Activity: Every entry below should be written out exactly, and no image should appear.

Supplied data:
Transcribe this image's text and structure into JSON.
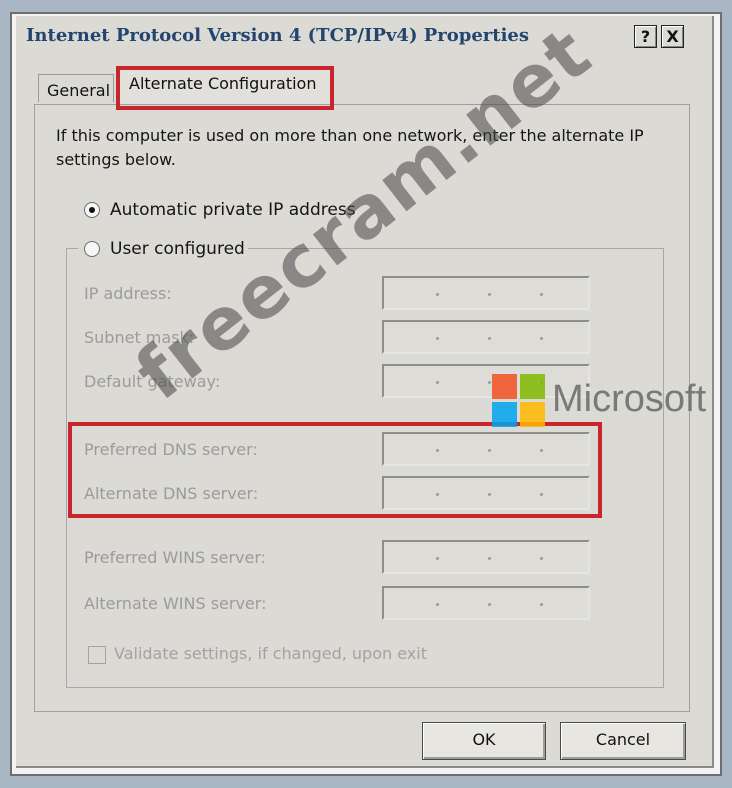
{
  "title": "Internet Protocol Version 4 (TCP/IPv4) Properties",
  "title_buttons": {
    "help": "?",
    "close": "X"
  },
  "tabs": [
    {
      "label": "General",
      "selected": false
    },
    {
      "label": "Alternate Configuration",
      "selected": true
    }
  ],
  "intro_text": "If this computer is used on more than one network, enter the alternate IP settings below.",
  "radios": [
    {
      "label": "Automatic private IP address",
      "checked": true
    },
    {
      "label": "User configured",
      "checked": false
    }
  ],
  "fields": [
    {
      "label": "IP address:",
      "value": ""
    },
    {
      "label": "Subnet mask:",
      "value": ""
    },
    {
      "label": "Default gateway:",
      "value": ""
    },
    {
      "label": "Preferred DNS server:",
      "value": ""
    },
    {
      "label": "Alternate DNS server:",
      "value": ""
    },
    {
      "label": "Preferred WINS server:",
      "value": ""
    },
    {
      "label": "Alternate WINS server:",
      "value": ""
    }
  ],
  "validate_checkbox": {
    "label": "Validate settings, if changed, upon exit",
    "checked": false
  },
  "buttons": {
    "ok": "OK",
    "cancel": "Cancel"
  },
  "watermark": "freecram.net",
  "overlay_brand": "Microsoft",
  "colors": {
    "highlight": "#c8252e",
    "title_text": "#22456f",
    "ms_red": "#f25022",
    "ms_green": "#7fba00",
    "ms_blue": "#00a4ef",
    "ms_yellow": "#ffb900"
  }
}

Response area:
Transcribe this image's text and structure into JSON.
{
  "title": "Internet Protocol Version 4 (TCP/IPv4) Properties",
  "title_buttons": {
    "help": "?",
    "close": "X"
  },
  "tabs": [
    {
      "label": "General",
      "selected": false
    },
    {
      "label": "Alternate Configuration",
      "selected": true
    }
  ],
  "intro_text": "If this computer is used on more than one network, enter the alternate IP settings below.",
  "radios": [
    {
      "label": "Automatic private IP address",
      "checked": true
    },
    {
      "label": "User configured",
      "checked": false
    }
  ],
  "fields": [
    {
      "label": "IP address:",
      "value": ""
    },
    {
      "label": "Subnet mask:",
      "value": ""
    },
    {
      "label": "Default gateway:",
      "value": ""
    },
    {
      "label": "Preferred DNS server:",
      "value": ""
    },
    {
      "label": "Alternate DNS server:",
      "value": ""
    },
    {
      "label": "Preferred WINS server:",
      "value": ""
    },
    {
      "label": "Alternate WINS server:",
      "value": ""
    }
  ],
  "validate_checkbox": {
    "label": "Validate settings, if changed, upon exit",
    "checked": false
  },
  "buttons": {
    "ok": "OK",
    "cancel": "Cancel"
  },
  "watermark": "freecram.net",
  "overlay_brand": "Microsoft",
  "colors": {
    "highlight": "#c8252e",
    "title_text": "#22456f",
    "ms_red": "#f25022",
    "ms_green": "#7fba00",
    "ms_blue": "#00a4ef",
    "ms_yellow": "#ffb900"
  }
}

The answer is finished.